Retirement still not in the cards for Blackwell barber

by Charles Gerian

After more than 60 years of cutting hair, Joe Bersche isn’t slowing down.

“Well, people like to talk,” Bersche said, chuckling in his barbershop on the corner of Main and Bridge streets.

“But I’m not retiring anytime soon. I got a few more years left in me.”

Bersche sat in the chair at his shop, thumbing through a magazine after his lunch break one day last week before his afternoon clients trickled in.

He reminisced about starting his business and growing up in Kay County.

Born and raised in Blackwell, Bersche graduated with the Blackwell High School Class of 1956 before attending a technical school in Tulsa. After graduating, Bersche started working in 1959 and hasn’t stopped since.

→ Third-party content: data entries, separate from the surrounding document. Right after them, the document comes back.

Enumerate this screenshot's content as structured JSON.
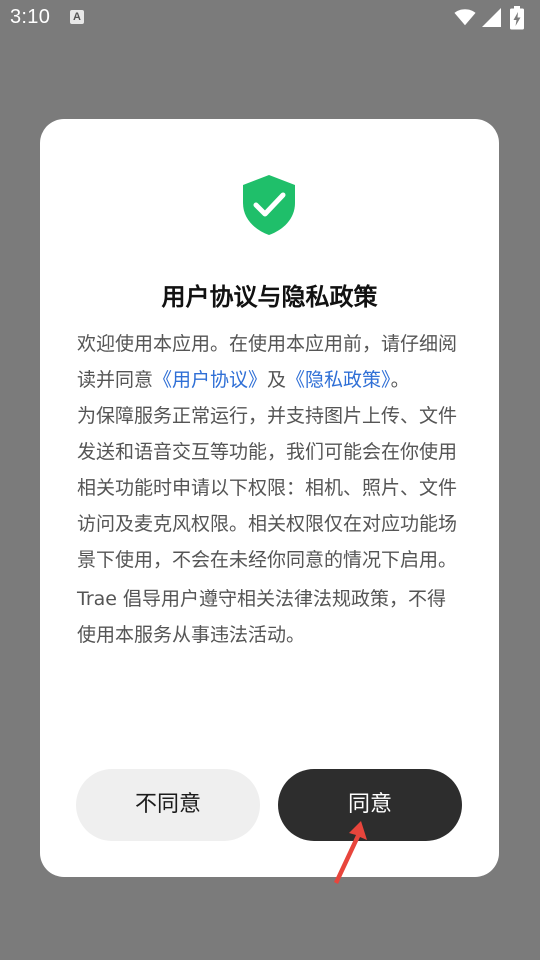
{
  "status_bar": {
    "time": "3:10",
    "notification_icon_letter": "A",
    "icons": [
      "wifi-icon",
      "signal-icon",
      "battery-charging-icon"
    ]
  },
  "dialog": {
    "icon": "shield-check-icon",
    "icon_color": "#1fbf6a",
    "title": "用户协议与隐私政策",
    "paragraph1": {
      "lead": "欢迎使用本应用。在使用本应用前，请仔细阅读并同意",
      "link1": "《用户协议》",
      "connector": "及",
      "link2": "《隐私政策》",
      "tail": "。"
    },
    "paragraph2": "为保障服务正常运行，并支持图片上传、文件发送和语音交互等功能，我们可能会在你使用相关功能时申请以下权限：相机、照片、文件访问及麦克风权限。相关权限仅在对应功能场景下使用，不会在未经你同意的情况下启用。",
    "paragraph3": "Trae 倡导用户遵守相关法律法规政策，不得使用本服务从事违法活动。",
    "link_color": "#2f6fd6"
  },
  "buttons": {
    "disagree": "不同意",
    "agree": "同意"
  },
  "annotation": {
    "arrow_color": "#e8453c"
  }
}
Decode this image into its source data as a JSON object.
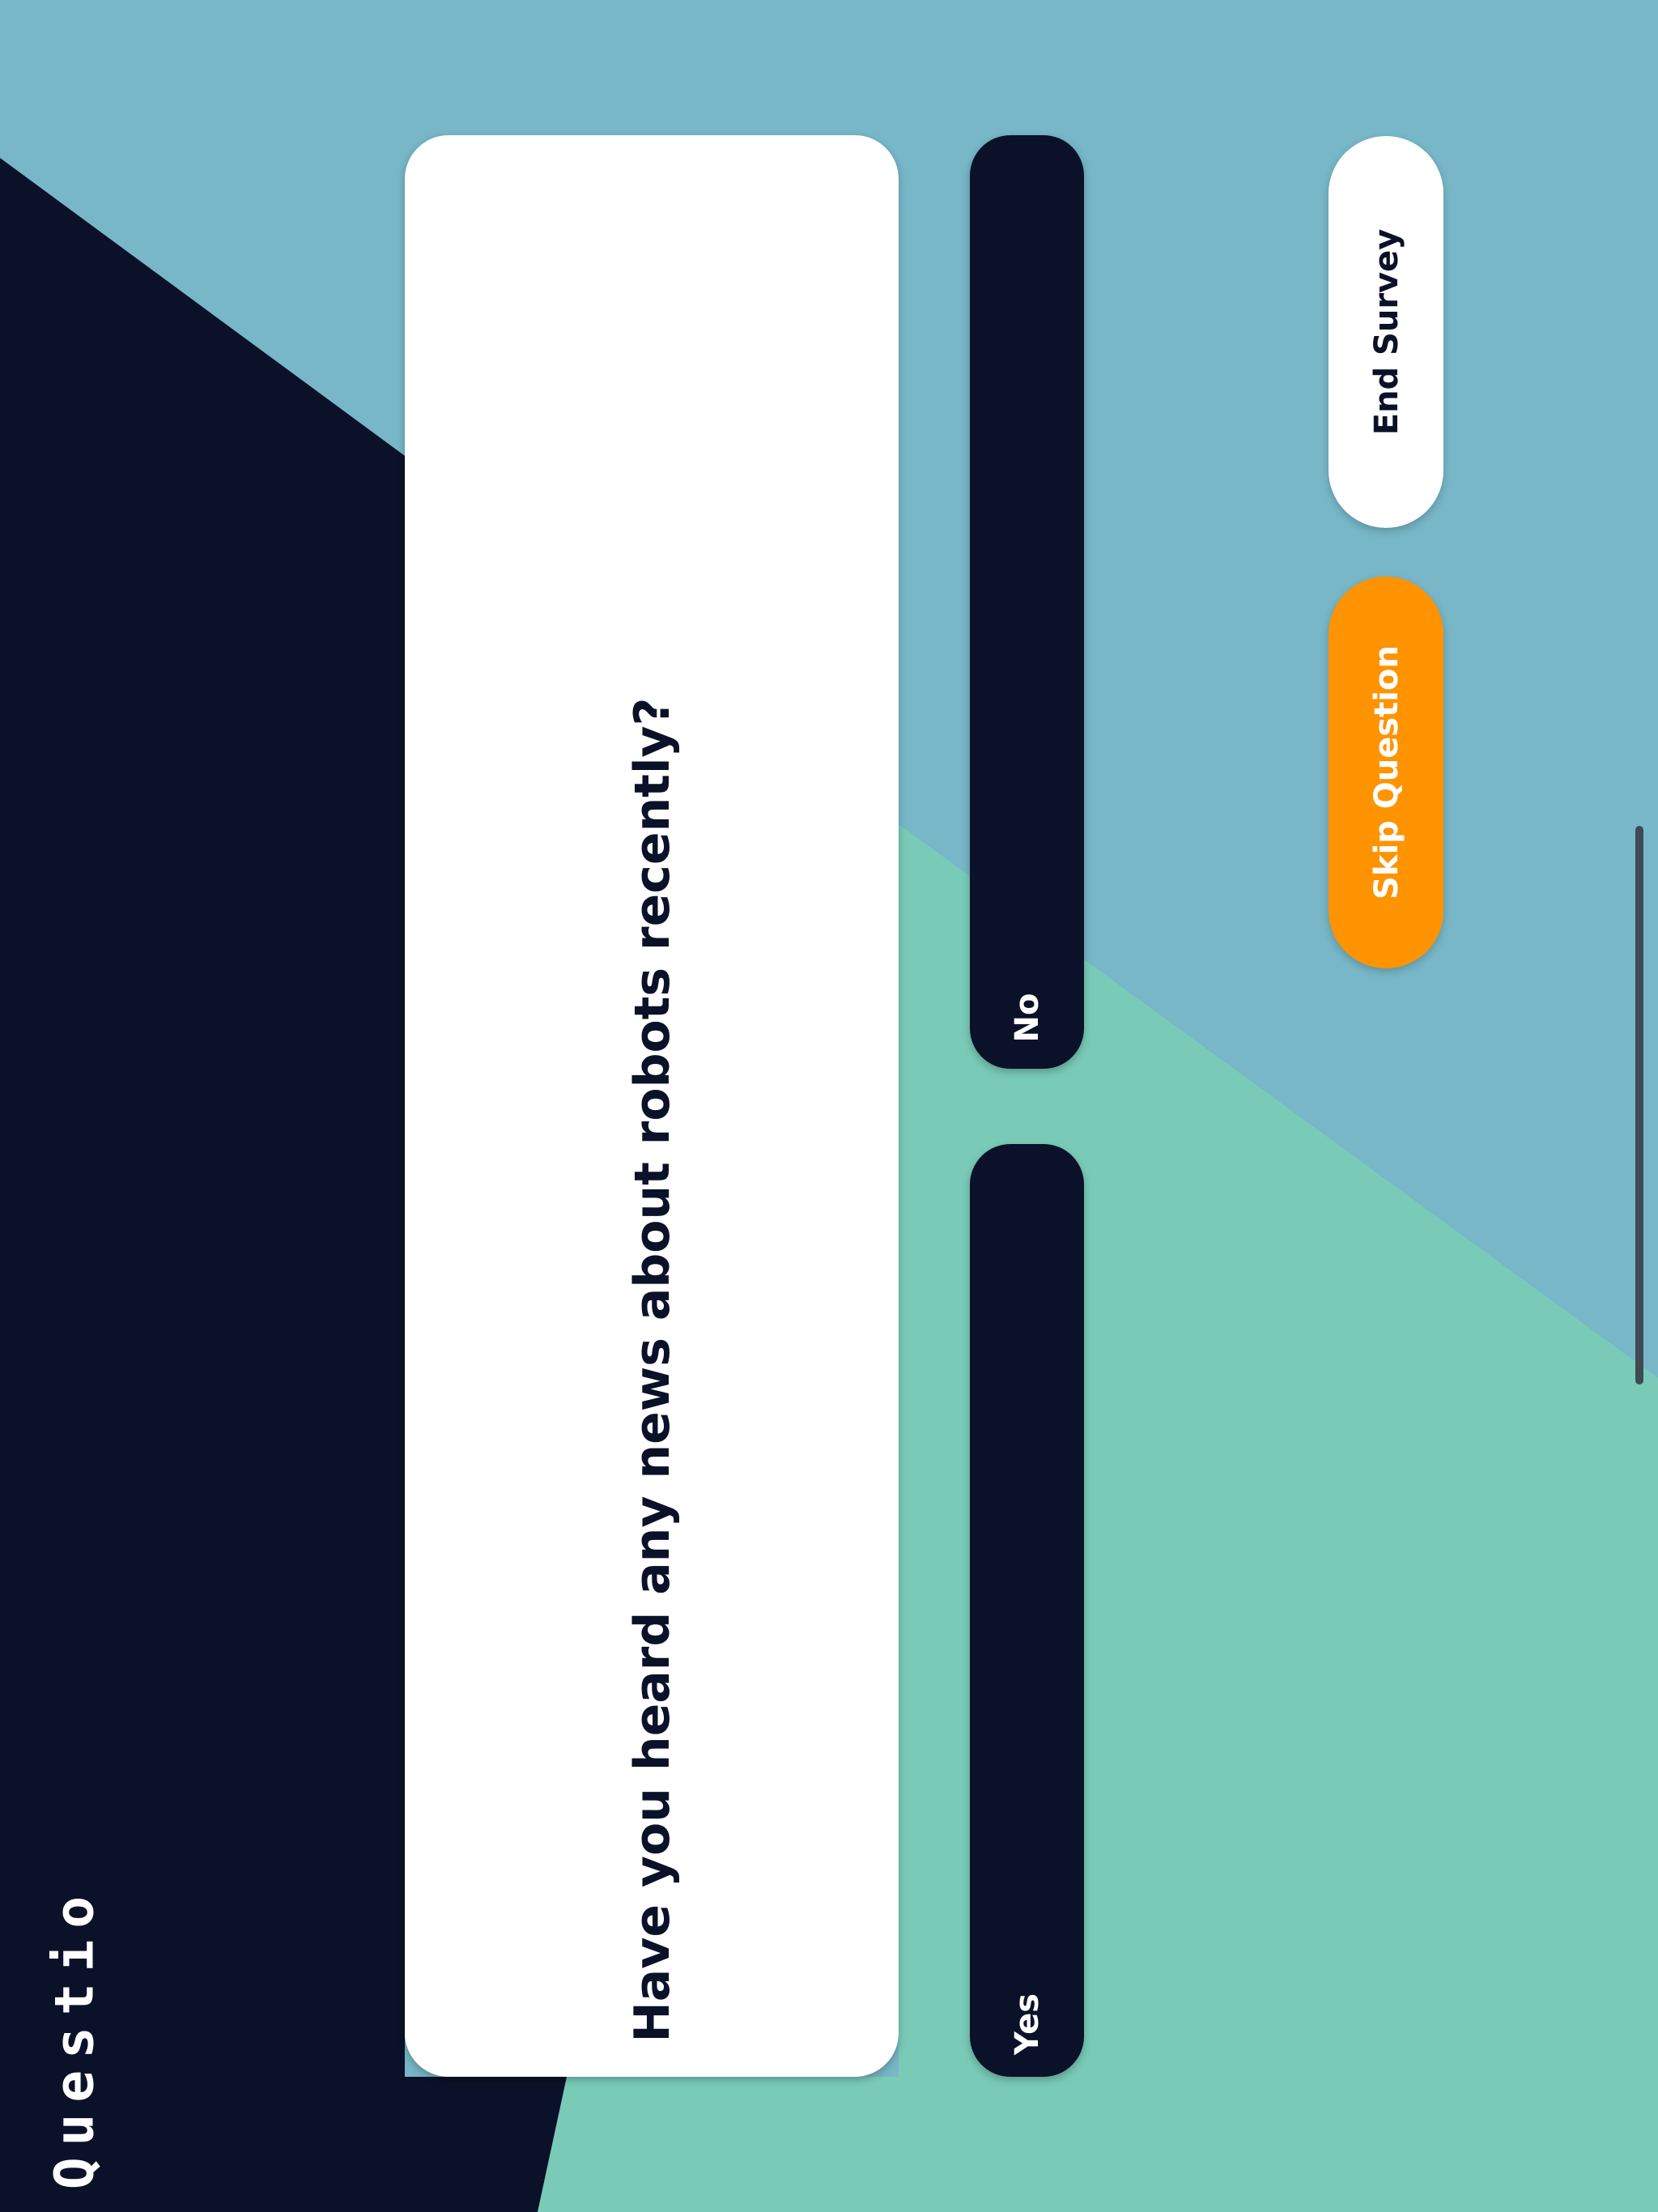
{
  "brand": {
    "logo_text": "Questio"
  },
  "question": {
    "text": "Have you heard any news about robots recently?"
  },
  "answers": [
    {
      "label": "No"
    },
    {
      "label": "Yes"
    }
  ],
  "actions": {
    "end_survey_label": "End Survey",
    "skip_question_label": "Skip Question"
  },
  "colors": {
    "background_blue": "#77b7c8",
    "background_teal": "#79cbb8",
    "navy": "#0b1128",
    "accent_orange": "#ff9300",
    "white": "#ffffff"
  }
}
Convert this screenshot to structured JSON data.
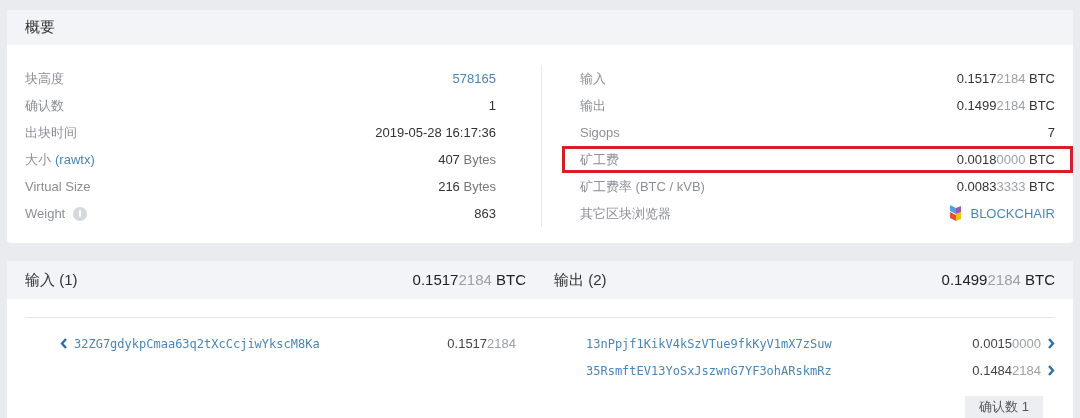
{
  "summary": {
    "title": "概要",
    "left_rows": [
      {
        "label": "块高度",
        "kind": "link",
        "value": "578165"
      },
      {
        "label": "确认数",
        "kind": "text",
        "value": "1"
      },
      {
        "label": "出块时间",
        "kind": "text",
        "value": "2019-05-28 16:17:36"
      },
      {
        "label": "大小",
        "label_link": "(rawtx)",
        "kind": "bytes",
        "value": "407",
        "unit": "Bytes"
      },
      {
        "label": "Virtual Size",
        "kind": "bytes",
        "value": "216",
        "unit": "Bytes"
      },
      {
        "label": "Weight",
        "info": true,
        "kind": "text",
        "value": "863"
      }
    ],
    "right_rows": [
      {
        "label": "输入",
        "kind": "amount",
        "value": "0.15172184 BTC",
        "highlighted": false
      },
      {
        "label": "输出",
        "kind": "amount",
        "value": "0.14992184 BTC",
        "highlighted": false
      },
      {
        "label": "Sigops",
        "kind": "text",
        "value": "7",
        "highlighted": false
      },
      {
        "label": "矿工费",
        "kind": "amount",
        "value": "0.00180000 BTC",
        "highlighted": true
      },
      {
        "label": "矿工费率 (BTC / kVB)",
        "kind": "amount",
        "value": "0.00833333 BTC",
        "highlighted": false
      },
      {
        "label": "其它区块浏览器",
        "kind": "explorer",
        "value": "BLOCKCHAIR",
        "highlighted": false
      }
    ]
  },
  "transfers": {
    "inputs": {
      "title": "输入 (1)",
      "total": "0.15172184 BTC",
      "rows": [
        {
          "address": "32ZG7gdykpCmaa63q2tXcCcjiwYkscM8Ka",
          "amount": "0.15172184"
        }
      ]
    },
    "outputs": {
      "title": "输出 (2)",
      "total": "0.14992184 BTC",
      "rows": [
        {
          "address": "13nPpjf1KikV4kSzVTue9fkKyV1mX7zSuw",
          "amount": "0.00150000"
        },
        {
          "address": "35RsmftEV13YoSxJszwnG7YF3ohARskmRz",
          "amount": "0.14842184"
        }
      ]
    },
    "confirmations_badge": "确认数 1"
  }
}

“At the time, there wasn’t a barber in the area,” Bersche said. “My line of thinking was that, ‘Hey, people are always going to need their hair cut. Business is always going to be steady, so why not give that a try?'”

He began cutting hair in Medford before opening up his shop in Blackwell. In 1974, he moved his operation to its current location in the Equity Plaza.

“I’ve gotten to sit right here and watch the world change outside my window,” Bersche said.

“I’ve gotten to see styles change, people change, but no matter what, I’m still here.”

Bersche loves what he does and the conversations he gets to have, he said.

“Some people come in and want to chat,” he said. “They want to tell me about their life and what they’re doing. Then some people want to come in and don’t want to talk, and that’s fine by me as well.”

After cutting someone's hair for so long, Bersche said, you get to be a part of someone’s family.

“I’ve cut the hair of young men who have kids of their own, then their kids have kids … and they all come back in,” he said. “It’s pretty wild to see that.”

Through the years, Bersche has built up quite the customer base. Some people have traveled from Guthrie, Stillwater, Kansas City and Salina, Kansas, just to see Bersche. Business is steady, to say the least.

“A normal week, I see about 65 customers,” he said.

“The styles have changed, sure. The world has changed. But I haven’t, really, and I like to think that’s why people keep coming in. … My health is good, my spirits are good, and as long as I have those, I can keep doing what I love."

“Every couple of years, I hear people say, ‘Oh, I hear you were retiring,’” he said with a laugh.

“Nope. Not yet.”